The Fort of Our Lady of the Conception, also known as the Portuguese Castle, is a red stone fortress on Hormuz Island, Iran. It is one of the last surviving monuments of Portuguese colonial rule in the Persian Gulf.
Constructed on reddish stone on a rocky promontory at the far north of the island, the castle was originally cut off from the rest of the island by a moat, traces of which still remain. Although most of the roof caved in long ago, much of the lower part of the very substantial outer walls is intact, with the remains lying on different levels of the site.
The building of the castle was ordered by Portuguese commander Afonso de Albuquerque in 1507, when his forces seized the island for a short time, being then named “Fort of Our Lady of Victory”(Forte de Nossa Senhora da Vitória). Engaging his men of all ranks in the building works, Albuquerque faced a revolt and had to retreat. He came back and reconquered the island in 1515, when he completed and renamed the fort. The Persian Safavid king, Abbas I of Persia (1587–1629), wanted to end Portuguese rule in the south and eventually managed to convince the English East India Company to allow its ships to cooperate with his land forces to seize the island from the Portuguese in 1622.

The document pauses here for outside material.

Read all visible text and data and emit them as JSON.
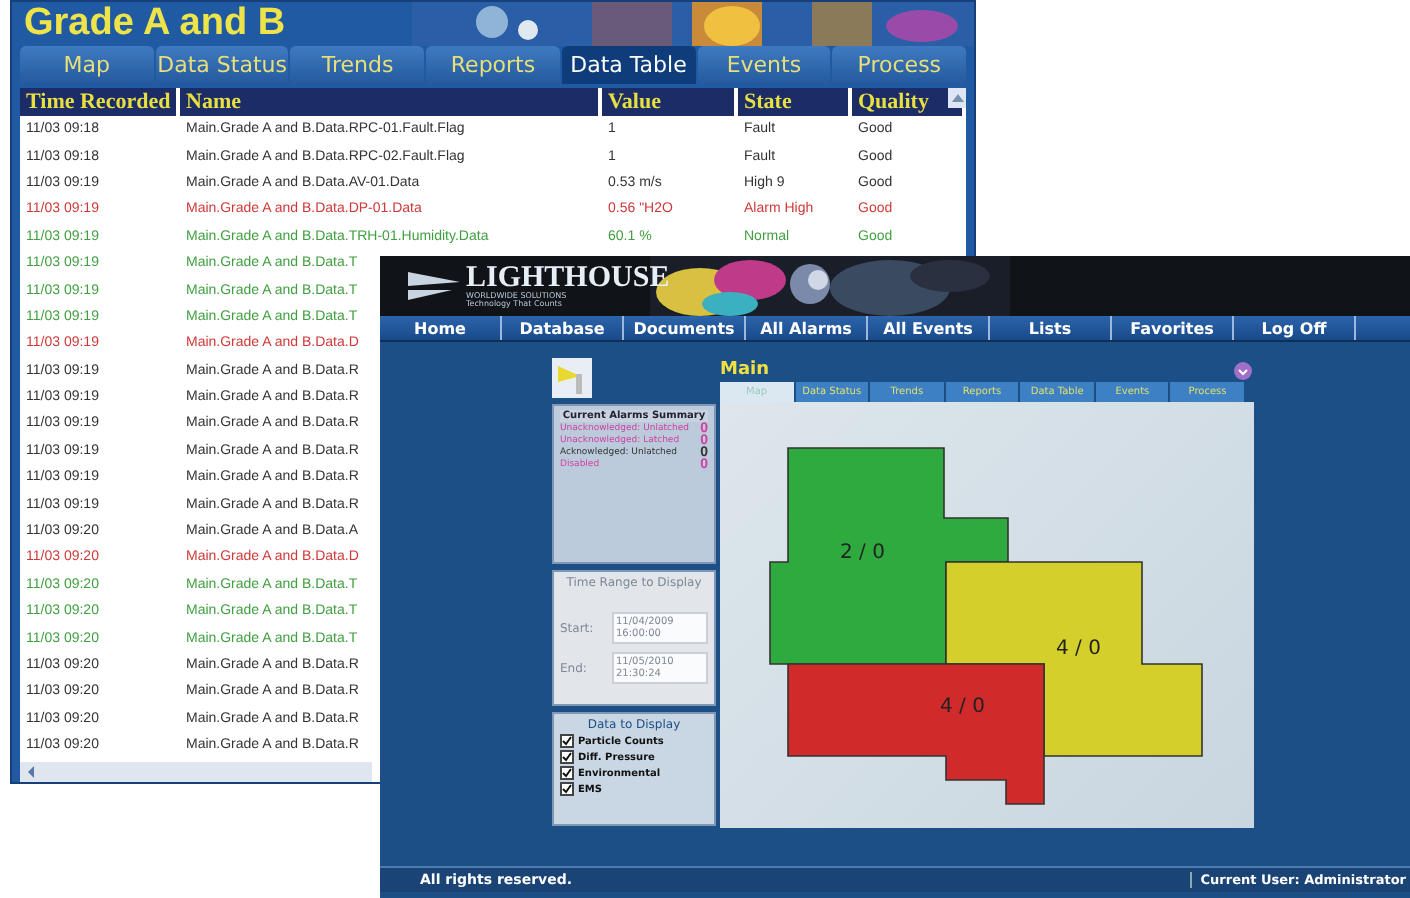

Other Portuguese castles
A number of other Portuguese castles are found in the Persian Gulf islands, including the castle in Qeshm.

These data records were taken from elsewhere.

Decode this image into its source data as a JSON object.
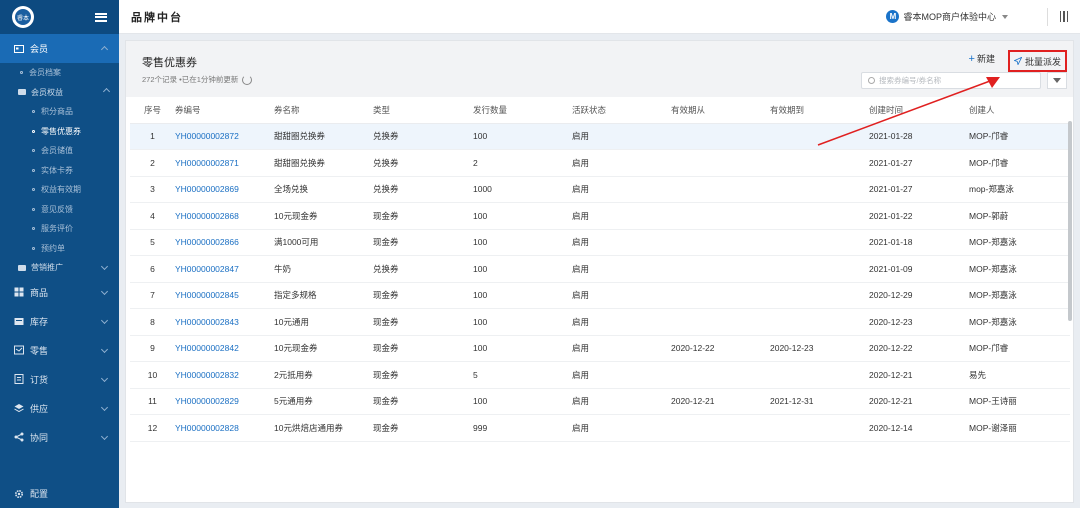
{
  "sidebar": {
    "logo_text": "睿本",
    "groups": [
      {
        "label": "会员"
      },
      {
        "label": "商品"
      },
      {
        "label": "库存"
      },
      {
        "label": "零售"
      },
      {
        "label": "订货"
      },
      {
        "label": "供应"
      },
      {
        "label": "协同"
      }
    ],
    "member_items": [
      {
        "label": "会员档案"
      },
      {
        "label": "会员权益"
      },
      {
        "label": "积分商品"
      },
      {
        "label": "零售优惠券"
      },
      {
        "label": "会员储值"
      },
      {
        "label": "实体卡券"
      },
      {
        "label": "权益有效期"
      },
      {
        "label": "意见反馈"
      },
      {
        "label": "服务评价"
      },
      {
        "label": "预约单"
      },
      {
        "label": "营销推广"
      }
    ],
    "footer": "配置"
  },
  "topbar": {
    "brand": "品牌中台",
    "org_initial": "M",
    "org_name": "睿本MOP商户体验中心"
  },
  "page": {
    "title": "零售优惠券",
    "subtitle": "272个记录 •已在1分钟前更新",
    "new_label": "新建",
    "bulk_label": "批量派发",
    "search_placeholder": "搜索券编号/券名称"
  },
  "table": {
    "headers": [
      "序号",
      "券编号",
      "券名称",
      "类型",
      "发行数量",
      "活跃状态",
      "有效期从",
      "有效期到",
      "创建时间",
      "创建人"
    ],
    "rows": [
      [
        "1",
        "YH00000002872",
        "甜甜圈兑换券",
        "兑换券",
        "100",
        "启用",
        "",
        "",
        "2021-01-28",
        "MOP-邝睿"
      ],
      [
        "2",
        "YH00000002871",
        "甜甜圈兑换券",
        "兑换券",
        "2",
        "启用",
        "",
        "",
        "2021-01-27",
        "MOP-邝睿"
      ],
      [
        "3",
        "YH00000002869",
        "全场兑换",
        "兑换券",
        "1000",
        "启用",
        "",
        "",
        "2021-01-27",
        "mop-郑嘉泳"
      ],
      [
        "4",
        "YH00000002868",
        "10元现金券",
        "现金券",
        "100",
        "启用",
        "",
        "",
        "2021-01-22",
        "MOP-郭蔚"
      ],
      [
        "5",
        "YH00000002866",
        "满1000可用",
        "现金券",
        "100",
        "启用",
        "",
        "",
        "2021-01-18",
        "MOP-郑嘉泳"
      ],
      [
        "6",
        "YH00000002847",
        "牛奶",
        "兑换券",
        "100",
        "启用",
        "",
        "",
        "2021-01-09",
        "MOP-郑嘉泳"
      ],
      [
        "7",
        "YH00000002845",
        "指定多规格",
        "现金券",
        "100",
        "启用",
        "",
        "",
        "2020-12-29",
        "MOP-郑嘉泳"
      ],
      [
        "8",
        "YH00000002843",
        "10元通用",
        "现金券",
        "100",
        "启用",
        "",
        "",
        "2020-12-23",
        "MOP-郑嘉泳"
      ],
      [
        "9",
        "YH00000002842",
        "10元现金券",
        "现金券",
        "100",
        "启用",
        "2020-12-22",
        "2020-12-23",
        "2020-12-22",
        "MOP-邝睿"
      ],
      [
        "10",
        "YH00000002832",
        "2元抵用券",
        "现金券",
        "5",
        "启用",
        "",
        "",
        "2020-12-21",
        "易先"
      ],
      [
        "11",
        "YH00000002829",
        "5元通用券",
        "现金券",
        "100",
        "启用",
        "2020-12-21",
        "2021-12-31",
        "2020-12-21",
        "MOP-王诗丽"
      ],
      [
        "12",
        "YH00000002828",
        "10元烘焙店通用券",
        "现金券",
        "999",
        "启用",
        "",
        "",
        "2020-12-14",
        "MOP-谢泽丽"
      ]
    ]
  },
  "colors": {
    "sidebar_bg": "#0f4f86",
    "active_menu": "#1a6bb5",
    "link": "#1a6fc3",
    "highlight_box": "#e02020"
  }
}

During the Habsburg Dynasty (1581–1640), the Portuguese built a fortress in Dibba Al-Hisn and a wall around the city. In August 1648, the Arabs besieged Muscat, Oman, and on October 31, 1648 a treaty was signed between the two opponents. The terms were as follows: the Portuguese should build the fortress of Kuriyat, Dibba Al-Hisn and Matrah (Oman).